Ruby’s negative comment about a soft drink perfectly parallels the subtle theme of the episode: they are treated as nothing more than products to be consumed, either freely to be criticized, dismissed, or hated. In Ruby’s case: she’d be in danger of getting future jobs, but she had Kana to protect her.
Oshi no Ko Episode 6 Shows Exceptionally Well Dark Effects of Cyberbullying
Never have I seen a series that showed today’s cyberbullying impressively and accurately. The deafening silence engulfing the scene precisely describes the feeling of scrolling through numerous online accounts filled with loud and hateful comments. It was a chilling experience watching that scene.
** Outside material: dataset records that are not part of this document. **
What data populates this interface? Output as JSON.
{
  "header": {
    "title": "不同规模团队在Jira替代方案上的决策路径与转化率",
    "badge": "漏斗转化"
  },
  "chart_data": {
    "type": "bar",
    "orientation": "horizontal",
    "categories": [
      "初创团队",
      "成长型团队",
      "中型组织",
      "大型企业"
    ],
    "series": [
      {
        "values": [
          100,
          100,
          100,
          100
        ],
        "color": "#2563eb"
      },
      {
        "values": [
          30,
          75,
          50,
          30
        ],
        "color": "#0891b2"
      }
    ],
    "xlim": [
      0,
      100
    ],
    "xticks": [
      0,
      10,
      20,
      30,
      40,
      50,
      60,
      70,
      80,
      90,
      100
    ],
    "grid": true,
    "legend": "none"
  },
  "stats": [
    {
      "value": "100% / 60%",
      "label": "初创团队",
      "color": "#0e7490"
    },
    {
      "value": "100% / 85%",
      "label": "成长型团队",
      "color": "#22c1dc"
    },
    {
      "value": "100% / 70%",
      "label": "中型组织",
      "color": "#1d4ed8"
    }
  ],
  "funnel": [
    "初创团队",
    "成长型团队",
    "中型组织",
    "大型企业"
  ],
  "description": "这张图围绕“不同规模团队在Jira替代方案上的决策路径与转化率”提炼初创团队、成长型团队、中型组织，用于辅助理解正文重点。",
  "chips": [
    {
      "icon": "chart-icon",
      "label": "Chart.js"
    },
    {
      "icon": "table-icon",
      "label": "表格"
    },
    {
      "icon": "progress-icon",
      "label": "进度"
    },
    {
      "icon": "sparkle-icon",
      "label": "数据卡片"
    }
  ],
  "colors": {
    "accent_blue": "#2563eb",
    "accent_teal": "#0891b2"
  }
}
While these words may be just pixels on a screen, the impact they can have on their target is agonizingly painful. Whether online or offline, hateful words leave a lasting emotional sting that can lead to depression which is what sadly happened to Akane in the end. The worst part is, she is completely unaware that she’s slowly being swallowed whole by all the insidious effects of online hate.
The constant back-and-forth showing of Akane’s past and the effort she put into her career, the people who genuinely care for her, and the never-ending online harassment she faces create a spectacle that I cannot bear to describe. While she wears a smile for those around her, we witness the devastating effects of cyberbullying when she is left alone with her own thoughts. And for Oshi no Ko to incorporate all of these concepts, to pull this depiction off immaculately and flawlessly in just 7 minutes is absolutely absurd.
Oshi no Ko Episode 6 – The Best Episode of the Year
I know that it’s only spring season and there are still hundreds of episodes to come but there’s no doubt about it that this is one, if not the best, episode of the year (at least for me). Despite adapting only three chapters of the manga, the staff went all out, adding their own original scenes to enhance the episode’s uniqueness, depth, and impact. This amount of effort is a testament to the passion and devotion of Doga Kobo, the talented staff, and the cast involved in bringing this masterpiece to life.
Images via HIDIVE
© Akasaka Aka x Mengo Yokoyari / Shueisha / Oshi no Ko Production Committee